**Your instructions:** Please reproduce the records below exactly, omitting any pictures they contain.

**Extracted material:**

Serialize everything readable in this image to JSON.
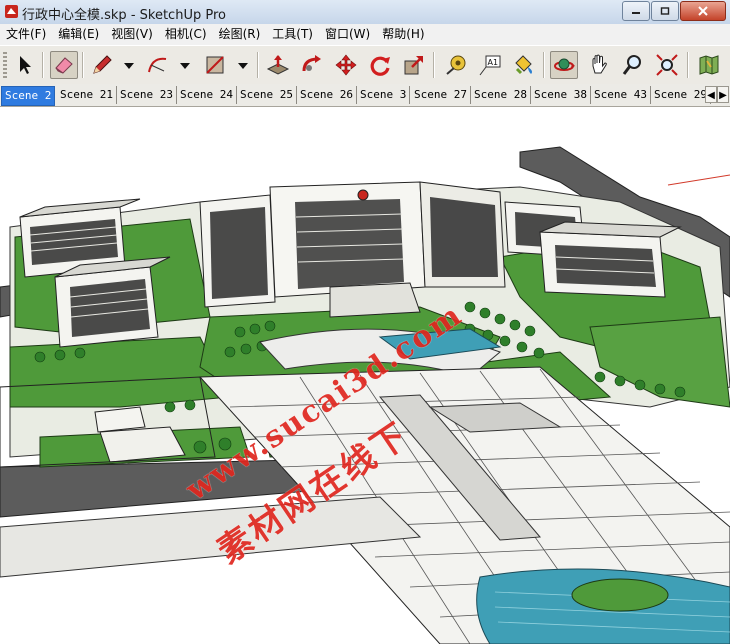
{
  "window": {
    "title": "行政中心全模.skp - SketchUp Pro"
  },
  "menu": [
    "文件(F)",
    "编辑(E)",
    "视图(V)",
    "相机(C)",
    "绘图(R)",
    "工具(T)",
    "窗口(W)",
    "帮助(H)"
  ],
  "toolbar": {
    "tools": [
      {
        "name": "select-icon"
      },
      {
        "name": "eraser-icon",
        "active": true
      },
      {
        "name": "pencil-icon"
      },
      {
        "name": "arc-icon"
      },
      {
        "name": "rectangle-icon"
      },
      {
        "name": "push-pull-icon"
      },
      {
        "name": "follow-me-icon"
      },
      {
        "name": "move-icon"
      },
      {
        "name": "rotate-icon"
      },
      {
        "name": "scale-icon"
      },
      {
        "name": "tape-measure-icon"
      },
      {
        "name": "text-icon"
      },
      {
        "name": "paint-bucket-icon"
      },
      {
        "name": "orbit-icon",
        "active": true
      },
      {
        "name": "pan-icon"
      },
      {
        "name": "zoom-icon"
      },
      {
        "name": "zoom-extents-icon"
      },
      {
        "name": "map-icon"
      }
    ],
    "text_tool_label": "A1"
  },
  "scenes": {
    "tabs": [
      "Scene 2",
      "Scene 21",
      "Scene 23",
      "Scene 24",
      "Scene 25",
      "Scene 26",
      "Scene 3",
      "Scene 27",
      "Scene 28",
      "Scene 38",
      "Scene 43",
      "Scene 29"
    ],
    "active": "Scene 2"
  },
  "viewport": {
    "watermark_line1": "www.sucai3d.com",
    "watermark_line2": "素材网在线下"
  },
  "colors": {
    "active_tab": "#2f7be0",
    "watermark": "#e0271f",
    "lawn": "#4f9a3a",
    "road": "#5c5c5c",
    "water": "#3f9fb6"
  }
}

**Answer space:**
Serialize everything readable in this image to JSON.
{
  "window": {
    "title": "行政中心全模.skp - SketchUp Pro"
  },
  "menu": [
    "文件(F)",
    "编辑(E)",
    "视图(V)",
    "相机(C)",
    "绘图(R)",
    "工具(T)",
    "窗口(W)",
    "帮助(H)"
  ],
  "toolbar": {
    "tools": [
      {
        "name": "select-icon"
      },
      {
        "name": "eraser-icon",
        "active": true
      },
      {
        "name": "pencil-icon"
      },
      {
        "name": "arc-icon"
      },
      {
        "name": "rectangle-icon"
      },
      {
        "name": "push-pull-icon"
      },
      {
        "name": "follow-me-icon"
      },
      {
        "name": "move-icon"
      },
      {
        "name": "rotate-icon"
      },
      {
        "name": "scale-icon"
      },
      {
        "name": "tape-measure-icon"
      },
      {
        "name": "text-icon"
      },
      {
        "name": "paint-bucket-icon"
      },
      {
        "name": "orbit-icon",
        "active": true
      },
      {
        "name": "pan-icon"
      },
      {
        "name": "zoom-icon"
      },
      {
        "name": "zoom-extents-icon"
      },
      {
        "name": "map-icon"
      }
    ],
    "text_tool_label": "A1"
  },
  "scenes": {
    "tabs": [
      "Scene 2",
      "Scene 21",
      "Scene 23",
      "Scene 24",
      "Scene 25",
      "Scene 26",
      "Scene 3",
      "Scene 27",
      "Scene 28",
      "Scene 38",
      "Scene 43",
      "Scene 29"
    ],
    "active": "Scene 2"
  },
  "viewport": {
    "watermark_line1": "www.sucai3d.com",
    "watermark_line2": "素材网在线下"
  },
  "colors": {
    "active_tab": "#2f7be0",
    "watermark": "#e0271f",
    "lawn": "#4f9a3a",
    "road": "#5c5c5c",
    "water": "#3f9fb6"
  }
}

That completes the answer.